[[ AVAILABLE RECORDS, beginning ]]
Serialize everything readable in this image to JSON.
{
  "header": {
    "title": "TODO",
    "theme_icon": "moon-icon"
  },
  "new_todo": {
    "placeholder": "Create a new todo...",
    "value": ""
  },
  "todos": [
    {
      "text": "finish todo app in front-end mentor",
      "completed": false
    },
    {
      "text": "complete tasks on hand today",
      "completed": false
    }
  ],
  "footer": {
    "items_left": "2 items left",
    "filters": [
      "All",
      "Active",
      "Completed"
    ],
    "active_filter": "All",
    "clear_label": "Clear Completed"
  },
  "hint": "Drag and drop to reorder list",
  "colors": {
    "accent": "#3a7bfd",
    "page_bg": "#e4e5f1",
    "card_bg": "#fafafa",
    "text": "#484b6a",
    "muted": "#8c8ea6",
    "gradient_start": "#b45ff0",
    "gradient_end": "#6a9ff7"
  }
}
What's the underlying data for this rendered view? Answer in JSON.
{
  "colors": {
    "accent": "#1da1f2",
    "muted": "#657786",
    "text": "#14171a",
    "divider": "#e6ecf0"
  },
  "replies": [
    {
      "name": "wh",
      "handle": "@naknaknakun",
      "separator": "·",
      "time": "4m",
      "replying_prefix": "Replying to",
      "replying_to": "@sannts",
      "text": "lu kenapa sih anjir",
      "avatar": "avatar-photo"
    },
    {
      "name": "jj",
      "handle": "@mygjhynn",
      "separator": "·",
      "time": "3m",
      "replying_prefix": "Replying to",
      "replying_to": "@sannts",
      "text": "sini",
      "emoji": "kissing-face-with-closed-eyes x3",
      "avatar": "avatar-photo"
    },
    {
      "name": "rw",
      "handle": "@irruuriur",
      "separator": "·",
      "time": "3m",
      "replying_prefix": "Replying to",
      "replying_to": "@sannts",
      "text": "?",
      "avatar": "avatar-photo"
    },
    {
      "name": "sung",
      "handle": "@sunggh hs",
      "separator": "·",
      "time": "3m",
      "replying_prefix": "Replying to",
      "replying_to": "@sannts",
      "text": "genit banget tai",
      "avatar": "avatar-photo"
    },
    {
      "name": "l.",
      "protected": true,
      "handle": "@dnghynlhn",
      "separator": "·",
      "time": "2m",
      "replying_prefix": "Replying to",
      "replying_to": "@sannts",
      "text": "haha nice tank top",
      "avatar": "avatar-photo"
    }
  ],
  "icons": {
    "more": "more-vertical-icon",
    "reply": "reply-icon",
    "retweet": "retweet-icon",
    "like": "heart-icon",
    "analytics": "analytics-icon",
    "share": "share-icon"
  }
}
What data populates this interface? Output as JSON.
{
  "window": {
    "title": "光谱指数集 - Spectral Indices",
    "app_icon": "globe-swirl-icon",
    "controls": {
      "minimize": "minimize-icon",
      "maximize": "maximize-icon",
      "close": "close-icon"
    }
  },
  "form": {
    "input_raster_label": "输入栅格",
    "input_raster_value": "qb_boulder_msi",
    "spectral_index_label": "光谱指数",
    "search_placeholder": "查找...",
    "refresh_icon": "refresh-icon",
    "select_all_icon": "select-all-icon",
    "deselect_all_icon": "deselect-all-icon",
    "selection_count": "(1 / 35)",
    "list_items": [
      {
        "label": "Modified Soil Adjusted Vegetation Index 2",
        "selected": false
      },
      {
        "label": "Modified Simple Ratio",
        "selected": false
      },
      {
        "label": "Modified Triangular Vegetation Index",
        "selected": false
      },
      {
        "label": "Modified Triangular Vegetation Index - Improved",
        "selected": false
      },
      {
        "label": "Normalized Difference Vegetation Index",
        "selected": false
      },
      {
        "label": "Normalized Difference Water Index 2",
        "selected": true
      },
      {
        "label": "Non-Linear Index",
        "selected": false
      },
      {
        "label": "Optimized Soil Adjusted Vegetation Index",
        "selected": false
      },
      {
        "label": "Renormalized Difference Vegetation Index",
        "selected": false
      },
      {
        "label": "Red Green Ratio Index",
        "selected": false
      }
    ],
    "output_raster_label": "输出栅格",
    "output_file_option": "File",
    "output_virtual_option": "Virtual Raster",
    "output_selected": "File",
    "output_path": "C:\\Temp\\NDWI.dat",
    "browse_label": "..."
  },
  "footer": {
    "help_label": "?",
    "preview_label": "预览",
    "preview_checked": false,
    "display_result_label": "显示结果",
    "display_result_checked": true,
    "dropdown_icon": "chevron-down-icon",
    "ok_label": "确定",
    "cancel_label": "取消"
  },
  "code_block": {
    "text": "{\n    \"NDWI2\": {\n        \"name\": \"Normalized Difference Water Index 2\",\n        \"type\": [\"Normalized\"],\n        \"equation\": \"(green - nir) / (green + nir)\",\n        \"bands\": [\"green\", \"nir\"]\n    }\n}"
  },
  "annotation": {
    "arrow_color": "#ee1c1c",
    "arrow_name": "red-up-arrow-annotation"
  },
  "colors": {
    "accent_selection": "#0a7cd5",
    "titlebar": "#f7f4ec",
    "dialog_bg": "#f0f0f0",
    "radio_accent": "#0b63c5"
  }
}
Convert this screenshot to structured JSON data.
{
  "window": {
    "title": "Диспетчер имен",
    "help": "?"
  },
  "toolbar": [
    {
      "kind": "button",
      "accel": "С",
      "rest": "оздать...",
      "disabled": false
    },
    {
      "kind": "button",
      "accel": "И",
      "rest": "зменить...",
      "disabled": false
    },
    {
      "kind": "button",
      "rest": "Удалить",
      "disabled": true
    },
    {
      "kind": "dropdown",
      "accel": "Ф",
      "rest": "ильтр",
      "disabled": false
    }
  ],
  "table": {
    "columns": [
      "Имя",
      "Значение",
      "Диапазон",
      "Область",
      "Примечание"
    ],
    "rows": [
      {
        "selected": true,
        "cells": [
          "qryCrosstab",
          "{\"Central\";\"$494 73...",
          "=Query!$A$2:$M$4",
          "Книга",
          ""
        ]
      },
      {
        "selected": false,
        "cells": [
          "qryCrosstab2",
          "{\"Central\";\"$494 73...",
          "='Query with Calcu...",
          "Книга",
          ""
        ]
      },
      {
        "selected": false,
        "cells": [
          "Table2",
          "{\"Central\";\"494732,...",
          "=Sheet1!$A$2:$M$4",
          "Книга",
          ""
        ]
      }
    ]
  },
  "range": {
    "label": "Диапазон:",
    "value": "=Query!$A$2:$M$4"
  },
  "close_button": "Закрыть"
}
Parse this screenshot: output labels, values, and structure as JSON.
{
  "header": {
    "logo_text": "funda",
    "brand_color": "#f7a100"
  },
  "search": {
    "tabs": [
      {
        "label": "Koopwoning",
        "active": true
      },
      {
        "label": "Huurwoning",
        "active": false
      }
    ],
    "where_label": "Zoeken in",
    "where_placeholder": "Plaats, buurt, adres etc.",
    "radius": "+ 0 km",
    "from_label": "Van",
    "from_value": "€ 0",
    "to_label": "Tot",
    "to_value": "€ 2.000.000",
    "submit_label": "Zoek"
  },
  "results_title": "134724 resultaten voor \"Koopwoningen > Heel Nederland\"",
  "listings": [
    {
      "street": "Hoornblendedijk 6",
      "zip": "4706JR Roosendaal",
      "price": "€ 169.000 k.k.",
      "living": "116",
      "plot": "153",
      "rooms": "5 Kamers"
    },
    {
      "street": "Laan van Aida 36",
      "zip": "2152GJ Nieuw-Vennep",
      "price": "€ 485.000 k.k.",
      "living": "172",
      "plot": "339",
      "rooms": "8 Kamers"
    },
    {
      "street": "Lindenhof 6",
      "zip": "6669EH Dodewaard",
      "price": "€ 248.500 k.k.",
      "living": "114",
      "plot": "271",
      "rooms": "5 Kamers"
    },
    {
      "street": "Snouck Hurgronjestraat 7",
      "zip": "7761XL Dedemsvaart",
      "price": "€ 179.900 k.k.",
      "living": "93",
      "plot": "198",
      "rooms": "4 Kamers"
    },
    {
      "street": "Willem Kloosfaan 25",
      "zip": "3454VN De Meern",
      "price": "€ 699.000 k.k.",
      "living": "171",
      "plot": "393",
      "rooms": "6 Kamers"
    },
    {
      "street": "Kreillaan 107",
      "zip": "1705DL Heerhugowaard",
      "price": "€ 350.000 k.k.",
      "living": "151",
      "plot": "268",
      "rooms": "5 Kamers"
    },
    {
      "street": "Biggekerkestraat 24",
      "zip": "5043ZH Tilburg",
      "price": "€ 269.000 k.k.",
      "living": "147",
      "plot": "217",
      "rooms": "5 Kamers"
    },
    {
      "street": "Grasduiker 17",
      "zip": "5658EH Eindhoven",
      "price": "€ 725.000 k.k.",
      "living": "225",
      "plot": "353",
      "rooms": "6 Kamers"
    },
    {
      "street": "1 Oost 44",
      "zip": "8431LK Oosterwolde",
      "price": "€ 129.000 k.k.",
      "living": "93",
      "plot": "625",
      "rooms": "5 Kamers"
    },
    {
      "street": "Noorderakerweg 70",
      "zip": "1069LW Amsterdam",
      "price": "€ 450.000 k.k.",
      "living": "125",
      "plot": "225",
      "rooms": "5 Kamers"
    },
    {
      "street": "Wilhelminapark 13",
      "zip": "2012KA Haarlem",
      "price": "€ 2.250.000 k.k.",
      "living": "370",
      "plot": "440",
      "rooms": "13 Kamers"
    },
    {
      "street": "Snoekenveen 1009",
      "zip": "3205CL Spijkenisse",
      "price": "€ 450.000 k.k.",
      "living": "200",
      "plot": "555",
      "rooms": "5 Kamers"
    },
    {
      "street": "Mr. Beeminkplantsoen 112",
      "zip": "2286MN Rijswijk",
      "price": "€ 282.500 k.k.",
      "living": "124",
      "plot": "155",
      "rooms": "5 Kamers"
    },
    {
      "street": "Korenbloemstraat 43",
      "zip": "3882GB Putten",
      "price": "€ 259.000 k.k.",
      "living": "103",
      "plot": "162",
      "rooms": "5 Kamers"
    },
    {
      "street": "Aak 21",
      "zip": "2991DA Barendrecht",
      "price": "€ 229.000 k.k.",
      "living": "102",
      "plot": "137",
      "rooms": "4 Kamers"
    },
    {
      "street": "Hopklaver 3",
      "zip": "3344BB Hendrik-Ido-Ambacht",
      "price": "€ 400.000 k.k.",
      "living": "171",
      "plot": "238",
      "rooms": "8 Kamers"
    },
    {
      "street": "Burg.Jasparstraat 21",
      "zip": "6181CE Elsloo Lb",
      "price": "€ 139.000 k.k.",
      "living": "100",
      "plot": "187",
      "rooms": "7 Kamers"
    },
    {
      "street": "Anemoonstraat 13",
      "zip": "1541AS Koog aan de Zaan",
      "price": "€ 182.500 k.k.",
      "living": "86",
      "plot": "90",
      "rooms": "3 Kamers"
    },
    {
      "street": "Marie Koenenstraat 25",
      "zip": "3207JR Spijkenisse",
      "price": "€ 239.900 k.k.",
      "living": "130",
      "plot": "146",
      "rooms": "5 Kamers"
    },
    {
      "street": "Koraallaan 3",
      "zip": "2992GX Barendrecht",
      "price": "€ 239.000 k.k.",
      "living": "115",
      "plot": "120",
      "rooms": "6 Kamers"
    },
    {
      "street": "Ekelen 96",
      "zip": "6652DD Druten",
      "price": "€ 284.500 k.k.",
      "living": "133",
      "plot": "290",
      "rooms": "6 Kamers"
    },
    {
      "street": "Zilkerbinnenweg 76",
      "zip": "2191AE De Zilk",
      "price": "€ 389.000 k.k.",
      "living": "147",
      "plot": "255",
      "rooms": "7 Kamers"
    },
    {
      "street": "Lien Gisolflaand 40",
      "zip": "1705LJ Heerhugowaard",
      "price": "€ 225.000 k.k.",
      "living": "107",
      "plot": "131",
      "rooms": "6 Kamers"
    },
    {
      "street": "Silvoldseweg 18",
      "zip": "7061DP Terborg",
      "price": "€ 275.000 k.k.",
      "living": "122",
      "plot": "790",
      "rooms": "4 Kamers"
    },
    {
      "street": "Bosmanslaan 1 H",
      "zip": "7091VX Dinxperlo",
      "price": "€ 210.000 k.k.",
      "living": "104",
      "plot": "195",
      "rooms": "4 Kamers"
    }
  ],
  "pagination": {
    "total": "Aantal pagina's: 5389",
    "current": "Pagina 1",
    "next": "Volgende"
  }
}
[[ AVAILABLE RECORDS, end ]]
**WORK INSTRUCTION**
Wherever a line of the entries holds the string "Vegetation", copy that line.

**REPLY TO THE EXERCISE**
        "label": "Modified Soil Adjusted Vegetation Index 2",
        "label": "Modified Triangular Vegetation Index",
        "label": "Modified Triangular Vegetation Index - Improved",
        "label": "Normalized Difference Vegetation Index",
        "label": "Optimized Soil Adjusted Vegetation Index",
        "label": "Renormalized Difference Vegetation Index",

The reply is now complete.